Task: The data below is to be repeated in full, exactly as shown.

Entries from a dataset of interfaces:
###
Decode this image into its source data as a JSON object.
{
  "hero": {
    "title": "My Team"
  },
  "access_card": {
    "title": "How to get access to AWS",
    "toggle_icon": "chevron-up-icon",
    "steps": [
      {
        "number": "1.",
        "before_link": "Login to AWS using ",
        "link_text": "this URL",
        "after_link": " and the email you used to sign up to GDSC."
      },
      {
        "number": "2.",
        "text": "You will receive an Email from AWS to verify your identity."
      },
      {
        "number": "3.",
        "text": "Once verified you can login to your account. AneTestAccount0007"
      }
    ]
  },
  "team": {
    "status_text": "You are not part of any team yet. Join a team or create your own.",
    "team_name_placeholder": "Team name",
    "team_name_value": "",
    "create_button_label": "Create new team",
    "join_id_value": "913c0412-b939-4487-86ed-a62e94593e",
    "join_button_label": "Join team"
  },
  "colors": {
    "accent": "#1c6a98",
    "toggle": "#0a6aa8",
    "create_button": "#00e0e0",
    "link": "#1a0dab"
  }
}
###
Expected output:
Decode this image into its source data as a JSON object.
{
  "hero": {
    "title": "My Team"
  },
  "access_card": {
    "title": "How to get access to AWS",
    "toggle_icon": "chevron-up-icon",
    "steps": [
      {
        "number": "1.",
        "before_link": "Login to AWS using ",
        "link_text": "this URL",
        "after_link": " and the email you used to sign up to GDSC."
      },
      {
        "number": "2.",
        "text": "You will receive an Email from AWS to verify your identity."
      },
      {
        "number": "3.",
        "text": "Once verified you can login to your account. AneTestAccount0007"
      }
    ]
  },
  "team": {
    "status_text": "You are not part of any team yet. Join a team or create your own.",
    "team_name_placeholder": "Team name",
    "team_name_value": "",
    "create_button_label": "Create new team",
    "join_id_value": "913c0412-b939-4487-86ed-a62e94593e",
    "join_button_label": "Join team"
  },
  "colors": {
    "accent": "#1c6a98",
    "toggle": "#0a6aa8",
    "create_button": "#00e0e0",
    "link": "#1a0dab"
  }
}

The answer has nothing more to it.